It’s the middle of a battle scene. The hero is pinned down, comm relay out of order, in desperate need of backup, a plan, and chewing gum (not necessarily in that order). The smell of burning plastics, choking and thick, fills the air and—
Cut to a flashback from childhood of grandpa and the burn pit, and what it smelled like when Older Brother put something with plastic-coated wires in the garbage, and how grandpa reacted, and grandma laughing about boys will be boys and…
Yeah. Story fail.
“But it’s important!” Cries Jane Q Writer. “That’s the foreshadowing that hints that the Big Bad is the hero’s long lost older brother!”
The reader, who has already set the book down (or tossed it against the wall), picks up a different book and wanders away.
Thus far, the one story I’ve read that works as pure flashback is “An Occurrence at Owl Creek Bridge.” I won’t say much more because of spoiler for those who have not read it, but Ambrose Bierce did a fantastic job of blending flashback/memory with story. Alas, most of us are not Ambrose Bierce.
There are times when you, the writer, need to pass information on to the reader that won’t work well as a lecture, general mention in the text, or inscription on the wall of the Ancient Tomb of Doom. You are trying to hint at character motivation, or feed a little background hint, or foreshadow. Or throw a red-herring so the reader will later go “Oh! Now I see, it really was the Provost all along.” If the book is part of a series, you might need to drop references to previous events, so that newer readers are not completely at sea.

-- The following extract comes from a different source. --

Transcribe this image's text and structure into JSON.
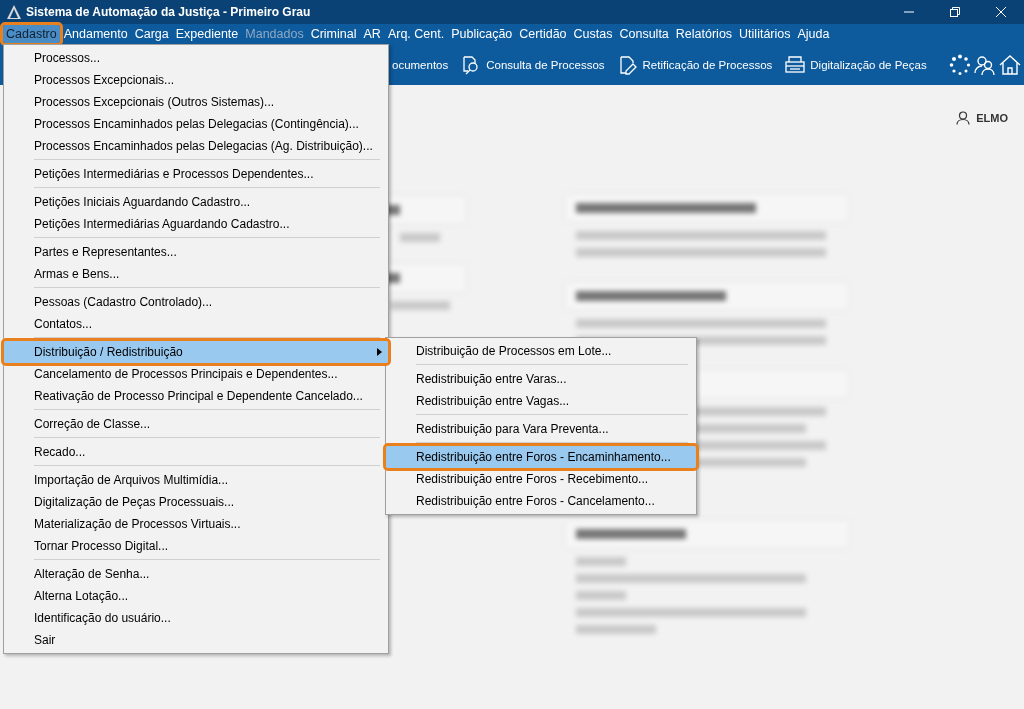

Flashback, retrospective moments, conversational asides, things like “You know, Bob, doesn’t this remind you of…” And Bob will either say, “Nope,” or “You’re right, Orville,” and bring his plasma rifle around to the ready position. Or start wondering just what the Chancellor really is doing in the Tower of the Five Winds on cloudless, still nights. And your reader will get some foreshadowing, hints about what is to come, that the Chancellor has either been doing his level best to keep the defensive wards going despite the machinations of the Provost, or that the charming and sweet little old lady Chancellor was the evil mastermind all along.
I’m struggling with this at the moment, because I need to refer to past events to explain why a character knows enough bushcraft to get out of a situation, even as the character is struggling to recall everything needed for survival. I also need moments to ease the tension and slow the pacing, so the reader doesn’t get overwhelmed. The book isn’t a thriller, so I can’t use thriller pacing. Plus that’s kinda hard on the reader, who knows there is a chunk more book yet to come.
The sort of conversation mentioned above is one way to nod back to previous events, at least if the characters are all familiar with what happened. If Jane Newkid stands there gawping, a you need to add a little more exposition, or at least have someone say, ” S’ OK, Jack’ll explain later.” It is usually a short few sentences at most, and the story moves on.
Flashbacks also work, but they bring the action to a halt if you describe what the character is seeing/smelling/hearing. That can be exactly what you want, if you have a character who freezes, trapped in the memory. Or it might be something to describe from the outside at the time, and then later, when someone pushes the character to find out what went wrong, you describe the flashback in detail. One intriguing way I’ve seen flashbacks used was in a story where the protagonist’s father had inadvertently imprinted his own memories of events into his son, and the son re-lived his father’s experiences. Once this was just puzzling, once it saved his life, and once it took the father’s old comrades to break the memory and help the protagonist move on with his own life.
Retrospective moments are slower, places where the character (and readers) are breathing, resting, musing over events. Think protagonist leaning against the sun-warmed stone of the rampart, looking out over peaceful, green fields and woodlots, and musing about how much better things are now that the nasty emperor has been gone for two generations. Or musing about her last rather disastrous social event and how she’s not looking forward to the Grand Ball at Court. A couple on a quiet evening after the children are in bed, and they are chuckling over stories from their family, or shared past. Those sort of things—useful for backstory, for foreshadowing, or for filling in new readers (or readers who have been away for a while) about earlier events.
There’s no One True Way to use retrospection, flashback, and the like. A slow, meditative story will work very differently from a thriller or police procedural. The main rule is: don’t break the story. Don’t throw the reader out of the story. Time slows, the character remembers something, OK. Story slows as the character remembers half of In Search of Times Past, not OK.
And in case anyone has missed it:
Distinctly Familiar, the sixth book in the Familiar Tales series, is out.
Because a 2000 lb Shire mare familiar has to earn her keep, and Tay the lemur just will not leave things well enough alone…